** EXERCISE REQUIREMENTS **
Your copy should match the records below exactly, except for the pictures.

Records contained in a dataset:
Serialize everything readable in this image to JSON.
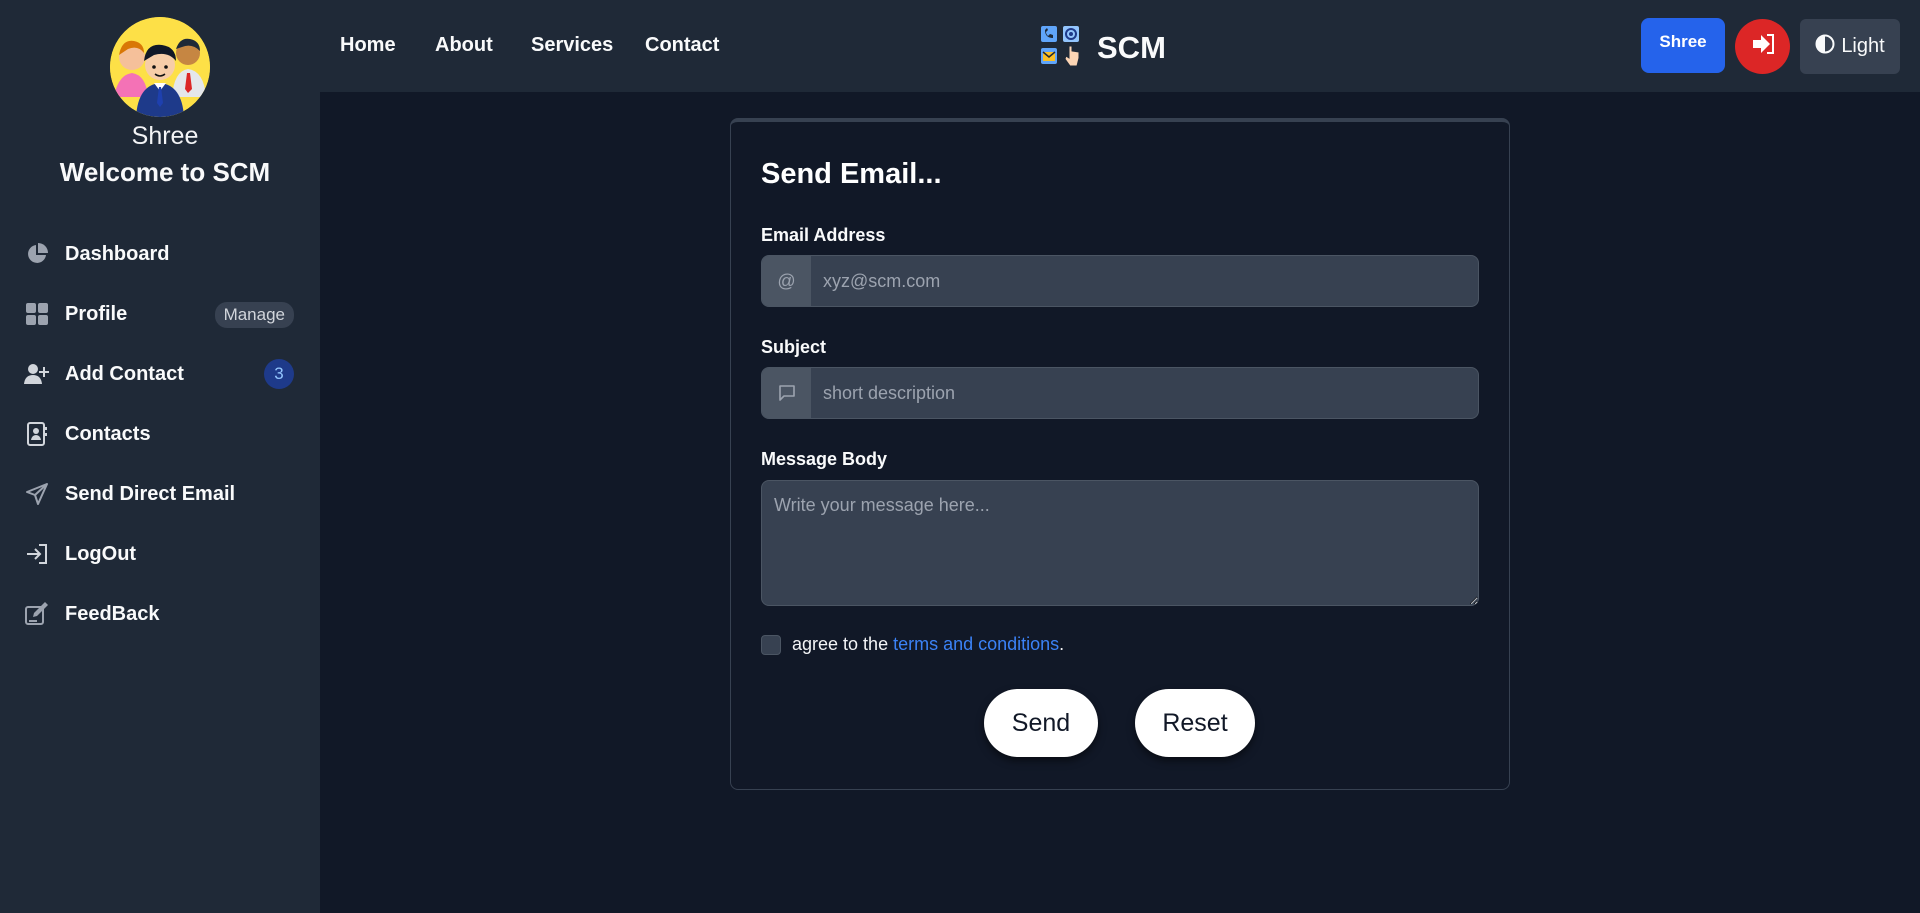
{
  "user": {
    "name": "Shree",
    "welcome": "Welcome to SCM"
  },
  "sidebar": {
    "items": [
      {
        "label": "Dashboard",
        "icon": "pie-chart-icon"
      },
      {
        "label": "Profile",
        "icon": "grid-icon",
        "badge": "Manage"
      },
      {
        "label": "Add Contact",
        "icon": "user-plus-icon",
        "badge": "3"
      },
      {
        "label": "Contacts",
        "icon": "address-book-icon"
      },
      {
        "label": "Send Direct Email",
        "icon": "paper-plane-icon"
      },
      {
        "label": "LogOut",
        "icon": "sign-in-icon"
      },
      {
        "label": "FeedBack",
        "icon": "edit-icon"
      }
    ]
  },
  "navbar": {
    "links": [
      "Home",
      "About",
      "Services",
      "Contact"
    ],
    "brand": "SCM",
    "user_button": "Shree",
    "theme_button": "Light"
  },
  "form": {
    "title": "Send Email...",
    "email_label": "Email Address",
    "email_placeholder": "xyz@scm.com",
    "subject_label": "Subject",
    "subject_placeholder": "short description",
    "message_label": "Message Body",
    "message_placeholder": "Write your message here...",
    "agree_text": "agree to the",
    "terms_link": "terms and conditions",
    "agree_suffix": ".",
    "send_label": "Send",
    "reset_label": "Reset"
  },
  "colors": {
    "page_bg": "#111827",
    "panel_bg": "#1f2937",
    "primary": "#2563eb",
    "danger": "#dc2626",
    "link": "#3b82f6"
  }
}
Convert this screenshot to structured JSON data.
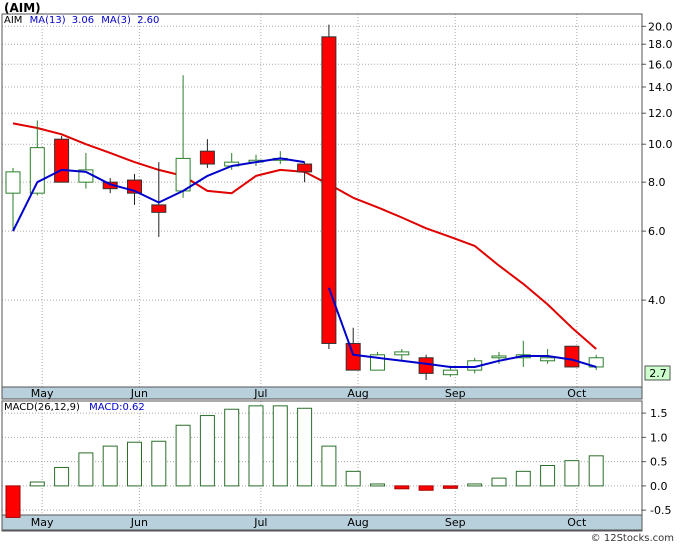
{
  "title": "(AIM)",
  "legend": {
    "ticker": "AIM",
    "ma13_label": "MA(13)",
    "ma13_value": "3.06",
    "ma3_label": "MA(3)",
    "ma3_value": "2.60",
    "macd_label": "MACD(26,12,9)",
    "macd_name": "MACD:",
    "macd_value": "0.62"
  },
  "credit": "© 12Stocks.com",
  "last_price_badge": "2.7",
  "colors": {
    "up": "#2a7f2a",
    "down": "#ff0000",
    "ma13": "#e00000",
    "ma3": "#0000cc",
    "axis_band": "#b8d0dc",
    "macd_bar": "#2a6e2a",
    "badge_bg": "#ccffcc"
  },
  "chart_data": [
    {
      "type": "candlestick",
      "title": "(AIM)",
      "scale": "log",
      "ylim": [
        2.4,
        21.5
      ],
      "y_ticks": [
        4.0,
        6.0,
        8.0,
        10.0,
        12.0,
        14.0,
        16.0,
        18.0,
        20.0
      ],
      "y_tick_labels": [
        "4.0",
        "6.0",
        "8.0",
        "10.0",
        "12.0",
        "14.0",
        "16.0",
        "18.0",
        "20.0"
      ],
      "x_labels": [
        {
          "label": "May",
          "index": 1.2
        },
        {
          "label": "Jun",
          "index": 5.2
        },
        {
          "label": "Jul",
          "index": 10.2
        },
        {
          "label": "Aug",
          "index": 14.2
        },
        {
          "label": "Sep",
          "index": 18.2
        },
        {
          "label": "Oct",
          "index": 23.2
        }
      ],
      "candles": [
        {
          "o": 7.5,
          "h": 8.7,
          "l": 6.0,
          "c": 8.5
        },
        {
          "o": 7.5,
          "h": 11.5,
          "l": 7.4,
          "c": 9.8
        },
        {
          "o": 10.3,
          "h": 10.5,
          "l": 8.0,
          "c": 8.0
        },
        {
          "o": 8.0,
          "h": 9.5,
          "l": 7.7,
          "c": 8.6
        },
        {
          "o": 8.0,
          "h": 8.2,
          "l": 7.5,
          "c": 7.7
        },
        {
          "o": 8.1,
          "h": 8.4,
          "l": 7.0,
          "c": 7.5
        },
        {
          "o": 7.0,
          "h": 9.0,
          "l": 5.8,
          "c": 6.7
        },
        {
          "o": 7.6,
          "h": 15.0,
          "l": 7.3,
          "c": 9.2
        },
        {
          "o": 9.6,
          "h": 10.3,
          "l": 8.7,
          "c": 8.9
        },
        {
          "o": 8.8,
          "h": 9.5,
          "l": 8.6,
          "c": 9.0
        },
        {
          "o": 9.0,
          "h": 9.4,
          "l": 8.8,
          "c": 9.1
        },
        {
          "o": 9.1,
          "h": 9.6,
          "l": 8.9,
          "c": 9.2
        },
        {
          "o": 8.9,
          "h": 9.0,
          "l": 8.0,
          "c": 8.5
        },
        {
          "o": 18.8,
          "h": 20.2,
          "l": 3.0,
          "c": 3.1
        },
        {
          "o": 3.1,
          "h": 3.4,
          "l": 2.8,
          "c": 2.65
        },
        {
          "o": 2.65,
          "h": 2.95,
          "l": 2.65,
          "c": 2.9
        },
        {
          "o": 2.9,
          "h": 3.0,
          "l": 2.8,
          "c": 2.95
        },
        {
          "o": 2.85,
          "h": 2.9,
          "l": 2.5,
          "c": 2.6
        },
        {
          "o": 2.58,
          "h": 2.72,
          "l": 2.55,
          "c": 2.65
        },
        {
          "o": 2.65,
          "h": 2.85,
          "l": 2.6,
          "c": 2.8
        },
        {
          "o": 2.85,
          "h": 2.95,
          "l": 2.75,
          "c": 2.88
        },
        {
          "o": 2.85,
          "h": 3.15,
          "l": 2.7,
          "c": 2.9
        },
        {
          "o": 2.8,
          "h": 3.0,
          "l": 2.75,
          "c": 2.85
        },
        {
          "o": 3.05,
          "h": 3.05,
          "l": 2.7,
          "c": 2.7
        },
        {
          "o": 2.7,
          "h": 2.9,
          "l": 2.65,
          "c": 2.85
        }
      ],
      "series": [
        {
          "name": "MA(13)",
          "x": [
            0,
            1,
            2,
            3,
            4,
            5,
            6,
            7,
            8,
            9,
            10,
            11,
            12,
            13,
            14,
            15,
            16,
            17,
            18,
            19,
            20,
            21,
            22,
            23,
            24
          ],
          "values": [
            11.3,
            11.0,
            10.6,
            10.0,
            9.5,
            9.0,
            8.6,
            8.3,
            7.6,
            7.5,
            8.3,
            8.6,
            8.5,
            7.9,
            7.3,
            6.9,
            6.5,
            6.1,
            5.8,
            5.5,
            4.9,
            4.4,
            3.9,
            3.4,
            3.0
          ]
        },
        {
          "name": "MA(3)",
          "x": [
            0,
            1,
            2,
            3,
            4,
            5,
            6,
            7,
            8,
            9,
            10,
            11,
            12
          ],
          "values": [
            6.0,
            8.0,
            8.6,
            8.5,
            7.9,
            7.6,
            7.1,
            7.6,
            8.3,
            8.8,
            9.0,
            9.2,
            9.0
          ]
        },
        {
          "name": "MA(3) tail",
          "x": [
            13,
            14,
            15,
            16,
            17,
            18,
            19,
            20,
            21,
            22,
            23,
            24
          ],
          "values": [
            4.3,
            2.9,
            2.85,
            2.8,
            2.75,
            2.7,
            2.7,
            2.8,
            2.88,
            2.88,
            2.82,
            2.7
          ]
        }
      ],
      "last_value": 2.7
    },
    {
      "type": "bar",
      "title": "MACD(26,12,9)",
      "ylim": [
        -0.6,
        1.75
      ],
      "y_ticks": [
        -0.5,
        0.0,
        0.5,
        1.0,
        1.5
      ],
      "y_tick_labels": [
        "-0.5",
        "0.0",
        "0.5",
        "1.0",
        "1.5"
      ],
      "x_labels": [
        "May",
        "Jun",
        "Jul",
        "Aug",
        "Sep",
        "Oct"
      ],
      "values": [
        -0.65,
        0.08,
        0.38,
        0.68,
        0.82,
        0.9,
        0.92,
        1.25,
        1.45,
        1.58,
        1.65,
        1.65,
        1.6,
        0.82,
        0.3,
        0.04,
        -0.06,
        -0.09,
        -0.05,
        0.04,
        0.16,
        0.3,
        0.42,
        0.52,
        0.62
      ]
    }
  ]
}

** WRITTEN ANSWER **
Serialize everything readable in this image to JSON.
{
  "user": {
    "name": "Shree",
    "welcome": "Welcome to SCM"
  },
  "sidebar": {
    "items": [
      {
        "label": "Dashboard",
        "icon": "pie-chart-icon"
      },
      {
        "label": "Profile",
        "icon": "grid-icon",
        "badge": "Manage"
      },
      {
        "label": "Add Contact",
        "icon": "user-plus-icon",
        "badge": "3"
      },
      {
        "label": "Contacts",
        "icon": "address-book-icon"
      },
      {
        "label": "Send Direct Email",
        "icon": "paper-plane-icon"
      },
      {
        "label": "LogOut",
        "icon": "sign-in-icon"
      },
      {
        "label": "FeedBack",
        "icon": "edit-icon"
      }
    ]
  },
  "navbar": {
    "links": [
      "Home",
      "About",
      "Services",
      "Contact"
    ],
    "brand": "SCM",
    "user_button": "Shree",
    "theme_button": "Light"
  },
  "form": {
    "title": "Send Email...",
    "email_label": "Email Address",
    "email_placeholder": "xyz@scm.com",
    "subject_label": "Subject",
    "subject_placeholder": "short description",
    "message_label": "Message Body",
    "message_placeholder": "Write your message here...",
    "agree_text": "agree to the",
    "terms_link": "terms and conditions",
    "agree_suffix": ".",
    "send_label": "Send",
    "reset_label": "Reset"
  },
  "colors": {
    "page_bg": "#111827",
    "panel_bg": "#1f2937",
    "primary": "#2563eb",
    "danger": "#dc2626",
    "link": "#3b82f6"
  }
}
Convert this screenshot to structured JSON data.
{
  "title": "(AIM)",
  "legend": {
    "ticker": "AIM",
    "ma13_label": "MA(13)",
    "ma13_value": "3.06",
    "ma3_label": "MA(3)",
    "ma3_value": "2.60",
    "macd_label": "MACD(26,12,9)",
    "macd_name": "MACD:",
    "macd_value": "0.62"
  },
  "credit": "© 12Stocks.com",
  "last_price_badge": "2.7",
  "colors": {
    "up": "#2a7f2a",
    "down": "#ff0000",
    "ma13": "#e00000",
    "ma3": "#0000cc",
    "axis_band": "#b8d0dc",
    "macd_bar": "#2a6e2a",
    "badge_bg": "#ccffcc"
  },
  "chart_data": [
    {
      "type": "candlestick",
      "title": "(AIM)",
      "scale": "log",
      "ylim": [
        2.4,
        21.5
      ],
      "y_ticks": [
        4.0,
        6.0,
        8.0,
        10.0,
        12.0,
        14.0,
        16.0,
        18.0,
        20.0
      ],
      "y_tick_labels": [
        "4.0",
        "6.0",
        "8.0",
        "10.0",
        "12.0",
        "14.0",
        "16.0",
        "18.0",
        "20.0"
      ],
      "x_labels": [
        {
          "label": "May",
          "index": 1.2
        },
        {
          "label": "Jun",
          "index": 5.2
        },
        {
          "label": "Jul",
          "index": 10.2
        },
        {
          "label": "Aug",
          "index": 14.2
        },
        {
          "label": "Sep",
          "index": 18.2
        },
        {
          "label": "Oct",
          "index": 23.2
        }
      ],
      "candles": [
        {
          "o": 7.5,
          "h": 8.7,
          "l": 6.0,
          "c": 8.5
        },
        {
          "o": 7.5,
          "h": 11.5,
          "l": 7.4,
          "c": 9.8
        },
        {
          "o": 10.3,
          "h": 10.5,
          "l": 8.0,
          "c": 8.0
        },
        {
          "o": 8.0,
          "h": 9.5,
          "l": 7.7,
          "c": 8.6
        },
        {
          "o": 8.0,
          "h": 8.2,
          "l": 7.5,
          "c": 7.7
        },
        {
          "o": 8.1,
          "h": 8.4,
          "l": 7.0,
          "c": 7.5
        },
        {
          "o": 7.0,
          "h": 9.0,
          "l": 5.8,
          "c": 6.7
        },
        {
          "o": 7.6,
          "h": 15.0,
          "l": 7.3,
          "c": 9.2
        },
        {
          "o": 9.6,
          "h": 10.3,
          "l": 8.7,
          "c": 8.9
        },
        {
          "o": 8.8,
          "h": 9.5,
          "l": 8.6,
          "c": 9.0
        },
        {
          "o": 9.0,
          "h": 9.4,
          "l": 8.8,
          "c": 9.1
        },
        {
          "o": 9.1,
          "h": 9.6,
          "l": 8.9,
          "c": 9.2
        },
        {
          "o": 8.9,
          "h": 9.0,
          "l": 8.0,
          "c": 8.5
        },
        {
          "o": 18.8,
          "h": 20.2,
          "l": 3.0,
          "c": 3.1
        },
        {
          "o": 3.1,
          "h": 3.4,
          "l": 2.8,
          "c": 2.65
        },
        {
          "o": 2.65,
          "h": 2.95,
          "l": 2.65,
          "c": 2.9
        },
        {
          "o": 2.9,
          "h": 3.0,
          "l": 2.8,
          "c": 2.95
        },
        {
          "o": 2.85,
          "h": 2.9,
          "l": 2.5,
          "c": 2.6
        },
        {
          "o": 2.58,
          "h": 2.72,
          "l": 2.55,
          "c": 2.65
        },
        {
          "o": 2.65,
          "h": 2.85,
          "l": 2.6,
          "c": 2.8
        },
        {
          "o": 2.85,
          "h": 2.95,
          "l": 2.75,
          "c": 2.88
        },
        {
          "o": 2.85,
          "h": 3.15,
          "l": 2.7,
          "c": 2.9
        },
        {
          "o": 2.8,
          "h": 3.0,
          "l": 2.75,
          "c": 2.85
        },
        {
          "o": 3.05,
          "h": 3.05,
          "l": 2.7,
          "c": 2.7
        },
        {
          "o": 2.7,
          "h": 2.9,
          "l": 2.65,
          "c": 2.85
        }
      ],
      "series": [
        {
          "name": "MA(13)",
          "x": [
            0,
            1,
            2,
            3,
            4,
            5,
            6,
            7,
            8,
            9,
            10,
            11,
            12,
            13,
            14,
            15,
            16,
            17,
            18,
            19,
            20,
            21,
            22,
            23,
            24
          ],
          "values": [
            11.3,
            11.0,
            10.6,
            10.0,
            9.5,
            9.0,
            8.6,
            8.3,
            7.6,
            7.5,
            8.3,
            8.6,
            8.5,
            7.9,
            7.3,
            6.9,
            6.5,
            6.1,
            5.8,
            5.5,
            4.9,
            4.4,
            3.9,
            3.4,
            3.0
          ]
        },
        {
          "name": "MA(3)",
          "x": [
            0,
            1,
            2,
            3,
            4,
            5,
            6,
            7,
            8,
            9,
            10,
            11,
            12
          ],
          "values": [
            6.0,
            8.0,
            8.6,
            8.5,
            7.9,
            7.6,
            7.1,
            7.6,
            8.3,
            8.8,
            9.0,
            9.2,
            9.0
          ]
        },
        {
          "name": "MA(3) tail",
          "x": [
            13,
            14,
            15,
            16,
            17,
            18,
            19,
            20,
            21,
            22,
            23,
            24
          ],
          "values": [
            4.3,
            2.9,
            2.85,
            2.8,
            2.75,
            2.7,
            2.7,
            2.8,
            2.88,
            2.88,
            2.82,
            2.7
          ]
        }
      ],
      "last_value": 2.7
    },
    {
      "type": "bar",
      "title": "MACD(26,12,9)",
      "ylim": [
        -0.6,
        1.75
      ],
      "y_ticks": [
        -0.5,
        0.0,
        0.5,
        1.0,
        1.5
      ],
      "y_tick_labels": [
        "-0.5",
        "0.0",
        "0.5",
        "1.0",
        "1.5"
      ],
      "x_labels": [
        "May",
        "Jun",
        "Jul",
        "Aug",
        "Sep",
        "Oct"
      ],
      "values": [
        -0.65,
        0.08,
        0.38,
        0.68,
        0.82,
        0.9,
        0.92,
        1.25,
        1.45,
        1.58,
        1.65,
        1.65,
        1.6,
        0.82,
        0.3,
        0.04,
        -0.06,
        -0.09,
        -0.05,
        0.04,
        0.16,
        0.3,
        0.42,
        0.52,
        0.62
      ]
    }
  ]
}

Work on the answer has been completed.